If you hadn’t heard of Dance Your PhD, it’s one of many competitions open to researchers who want to communicate their work in interesting ways – although it’s unique in that it challenges people to interpret their research topic in the form of a dance.

Black Mathematician Month: Closing Ceremony

Below is an article marking the end of Black Mathematician Month, written by the team at UCL. We’ve been participating in the project too, and we’ve found it a great opportunity to invite new authors to write for our site and to showcase black mathematicians from the UK and elsewhere. We’ve posted several articles during the month, and hope to continue to feature more diverse authors on the site going forward, with a few more posts anticipated soon.

To mark the end of the month, Dr Nira Chamberlain gave a lecture yesterday at UCL, and if you missed it, the event live-stream will be posted on the Chalkdust social media:  Facebook / Twitter

Vi Hart is crowdfunding

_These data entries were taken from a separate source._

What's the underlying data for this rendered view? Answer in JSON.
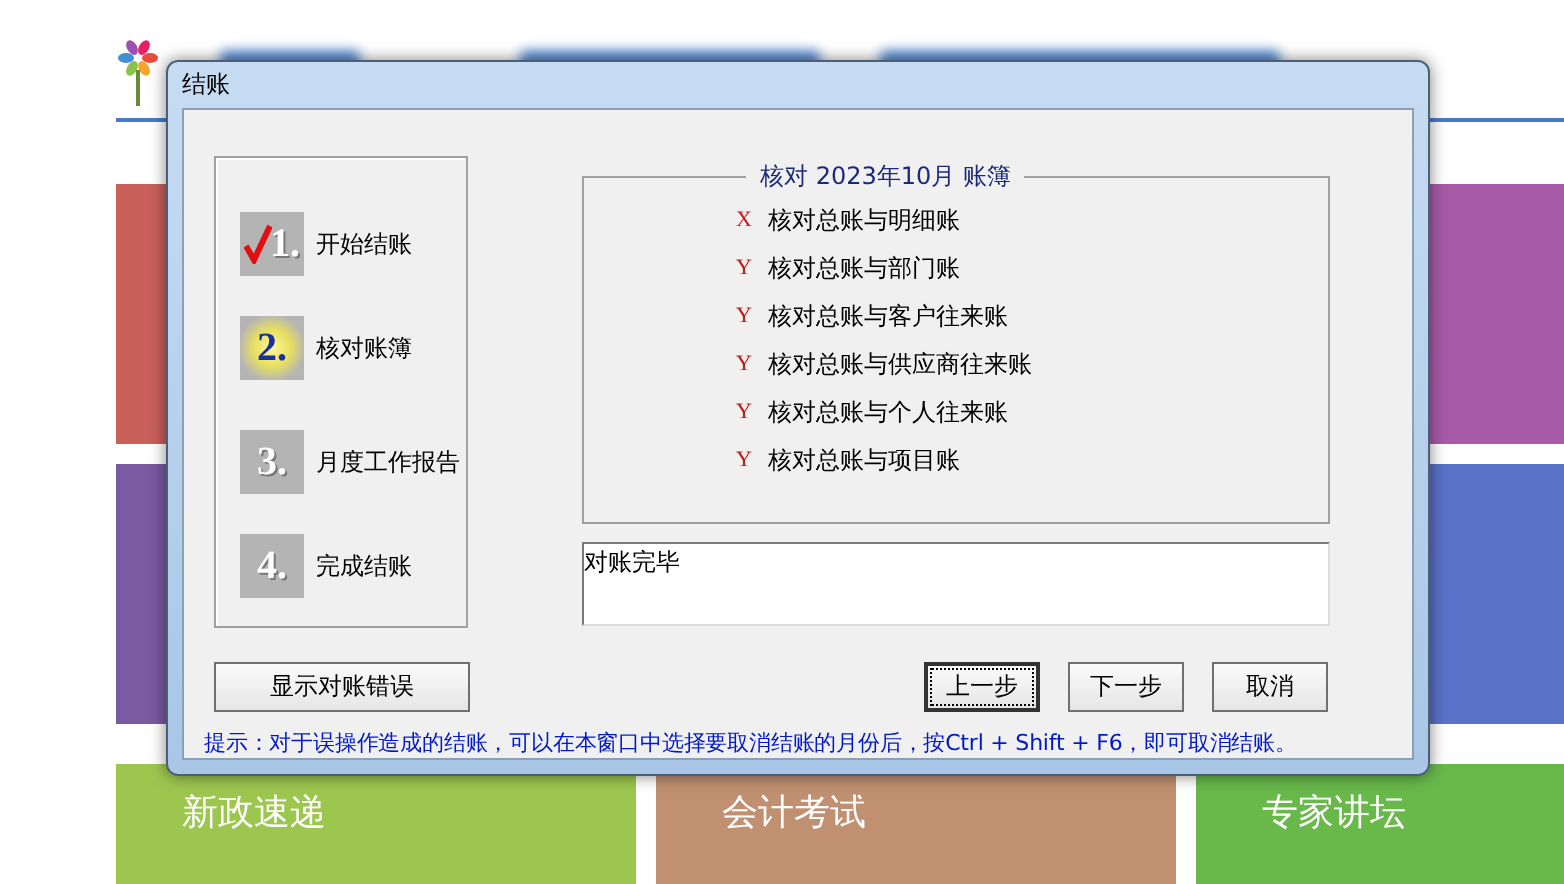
{
  "dialog": {
    "title": "结账",
    "steps": [
      {
        "number": "1.",
        "label": "开始结账",
        "done": true,
        "current": false
      },
      {
        "number": "2.",
        "label": "核对账簿",
        "done": false,
        "current": true
      },
      {
        "number": "3.",
        "label": "月度工作报告",
        "done": false,
        "current": false
      },
      {
        "number": "4.",
        "label": "完成结账",
        "done": false,
        "current": false
      }
    ],
    "check_group": {
      "title": "核对 2023年10月 账簿",
      "items": [
        {
          "mark": "X",
          "label": "核对总账与明细账"
        },
        {
          "mark": "Y",
          "label": "核对总账与部门账"
        },
        {
          "mark": "Y",
          "label": "核对总账与客户往来账"
        },
        {
          "mark": "Y",
          "label": "核对总账与供应商往来账"
        },
        {
          "mark": "Y",
          "label": "核对总账与个人往来账"
        },
        {
          "mark": "Y",
          "label": "核对总账与项目账"
        }
      ]
    },
    "result_text": "对账完毕",
    "error_button": {
      "label": "显示对账错误",
      "focused": false
    },
    "nav_buttons": [
      {
        "label": "上一步",
        "focused": true
      },
      {
        "label": "下一步",
        "focused": false
      },
      {
        "label": "取消",
        "focused": false
      }
    ],
    "hint": "提示：对于误操作造成的结账，可以在本窗口中选择要取消结账的月份后，按Ctrl + Shift + F6，即可取消结账。"
  },
  "background": {
    "tiles": [
      {
        "label": "新政速递"
      },
      {
        "label": "会计考试"
      },
      {
        "label": "专家讲坛"
      }
    ]
  }
}
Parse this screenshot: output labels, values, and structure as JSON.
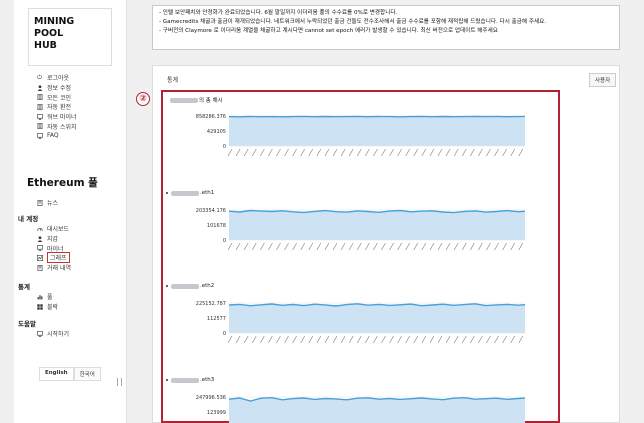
{
  "logo": {
    "lines": [
      "MINING",
      "POOL",
      "HUB"
    ]
  },
  "sidebar": {
    "top_items": [
      {
        "icon": "power-icon",
        "label": "로그아웃"
      },
      {
        "icon": "user-icon",
        "label": "정보 수정"
      },
      {
        "icon": "document-icon",
        "label": "모든 코인"
      },
      {
        "icon": "document-icon",
        "label": "자동 환전"
      },
      {
        "icon": "monitor-icon",
        "label": "워브 마이너"
      },
      {
        "icon": "document-icon",
        "label": "자동 스위치"
      },
      {
        "icon": "monitor-icon",
        "label": "FAQ"
      }
    ],
    "pool_title": "Ethereum 풀",
    "news": {
      "icon": "document-icon",
      "label": "뉴스"
    },
    "my_account": {
      "title": "내 계정",
      "items": [
        {
          "icon": "dashboard-icon",
          "label": "대시보드"
        },
        {
          "icon": "user-icon",
          "label": "지갑"
        },
        {
          "icon": "monitor-icon",
          "label": "마이너"
        },
        {
          "icon": "graph-icon",
          "label": "그래프",
          "highlight": true
        },
        {
          "icon": "document-icon",
          "label": "거래 내역"
        }
      ]
    },
    "stats": {
      "title": "통계",
      "items": [
        {
          "icon": "bars-icon",
          "label": "풀"
        },
        {
          "icon": "grid-icon",
          "label": "블락"
        }
      ]
    },
    "help": {
      "title": "도움말",
      "items": [
        {
          "icon": "monitor-icon",
          "label": "시작하기"
        }
      ]
    },
    "lang": {
      "english": "English",
      "korean": "한국어"
    }
  },
  "notice": {
    "lines": [
      "- 인텔 보안패치와 안정화가 완료되었습니다. 6월 말일까지 이더리움 풀의 수수료를 0%로 변경합니다.",
      "- Gamecredits 채굴과 출금이 재개되었습니다. 네트워크에서 누락되었던 출금 건들도 전수조사해서 출금 수수료를 포함해 재적립해 드렸습니다. 다시 출금해 주세요.",
      "- 구버전의 Claymore 로 이더리움 계열을 채굴하고 계시다면 cannot set epoch 에러가 발생할 수 있습니다. 최신 버전으로 업데이트 해주세요"
    ]
  },
  "panel": {
    "title": "통계",
    "user_button": "사용자"
  },
  "annotation": {
    "number": "②"
  },
  "charts": [
    {
      "caption": "의 총 해시",
      "y_top": "858286.376",
      "y_mid": "429105",
      "y_zero": "0"
    },
    {
      "caption": ".eth1",
      "y_top": "203354.176",
      "y_mid": "101678",
      "y_zero": "0"
    },
    {
      "caption": ".eth2",
      "y_top": "225152.787",
      "y_mid": "112577",
      "y_zero": "0"
    },
    {
      "caption": ".eth3",
      "y_top": "247996.536",
      "y_mid": "123999",
      "y_zero": "0"
    }
  ],
  "chart_data": [
    {
      "type": "area",
      "title": "의 총 해시",
      "ylim": [
        0,
        858286.376
      ],
      "series": [
        {
          "values": [
            840000,
            835000,
            845000,
            838000,
            842000,
            836000,
            840000,
            845000,
            839000,
            843000,
            837000,
            841000,
            846000,
            838000,
            844000,
            840000,
            836000,
            842000,
            847000,
            839000,
            843000,
            838000,
            841000,
            845000,
            840000,
            844000,
            838000,
            842000,
            846000,
            841000,
            843000
          ]
        }
      ]
    },
    {
      "type": "area",
      "title": ".eth1",
      "ylim": [
        0,
        203354.176
      ],
      "series": [
        {
          "values": [
            195000,
            190000,
            200000,
            196000,
            193000,
            198000,
            191000,
            187000,
            194000,
            199000,
            192000,
            189000,
            197000,
            193000,
            188000,
            196000,
            200000,
            191000,
            195000,
            198000,
            190000,
            186000,
            194000,
            197000,
            189000,
            193000,
            199000,
            192000,
            196000,
            201000,
            180000
          ]
        }
      ]
    },
    {
      "type": "area",
      "title": ".eth2",
      "ylim": [
        0,
        225152.787
      ],
      "series": [
        {
          "values": [
            210000,
            215000,
            205000,
            212000,
            218000,
            208000,
            214000,
            206000,
            216000,
            211000,
            203000,
            213000,
            219000,
            209000,
            215000,
            207000,
            212000,
            217000,
            205000,
            210000,
            216000,
            208000,
            213000,
            219000,
            206000,
            211000,
            215000,
            209000,
            214000,
            218000,
            212000
          ]
        }
      ]
    },
    {
      "type": "area",
      "title": ".eth3",
      "ylim": [
        0,
        247996.536
      ],
      "series": [
        {
          "values": [
            230000,
            240000,
            215000,
            238000,
            242000,
            225000,
            235000,
            240000,
            228000,
            236000,
            232000,
            225000,
            238000,
            241000,
            230000,
            236000,
            228000,
            234000,
            240000,
            232000,
            226000,
            238000,
            242000,
            230000,
            234000,
            238000,
            229000,
            236000,
            241000,
            233000,
            237000
          ]
        }
      ]
    }
  ],
  "colors": {
    "line": "#4a9fd8",
    "fill": "#cde3f4",
    "grid": "#e4e4e4",
    "accent": "#b22234"
  }
}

If you appreciate the work of internet mathematician and hyperbolic virtual reality pioneer Vi Hart, or even if you’ve never heard of her before, you can now help support her work by subscribing to her Patreon. Vi Hart has never put any adverts on her videos or charged for her work until now, but since she’s stopped being employed by people who support that, she’s in need of your help. Check out the video below for details, or click the link below that to add your support.

Vi Hart’s Patreon page

Ditching the fifth axiom (video)

Watch geometer/topologist Caleb Ashley explain the parallel postulate on Numberphile.

@standupmaths’ petition has had a response from the government

Ewood Park football ground sign

Friend of the site Matt Parker recently made headlines because of his UK Government Petition to correct the heinous geometrical oddity that is the UK Tourist sign for a football ground. In the standard sign, somehow a sheet of tessellating hexagons is depicted as wrapping around a sphere in a highly improbable (and provably impossible) way.

The petition has achieved a modicum of success, in that it’s passed the 10,000 signatures required to elicit a response from the government. Sadly, the response isn’t quite what you’d like to hear.

Stirling’s numbers in a nutshell

This is a guest post by researcher Audace Dossou-Olory of Stellenbosch University, South Africa.

In assignment problems, one wants to find an optimal and efficient way to assign objects of a given set to objects of another given set. An assignment can be regarded as a bijective map $\pi$ between two finite sets $E$ and $F$ of $n\geq 1$ elements. By identifying the sets $E$ and $F$ with $\{1,2,\ldots, n\}$, we can represent an assignment by a permutation.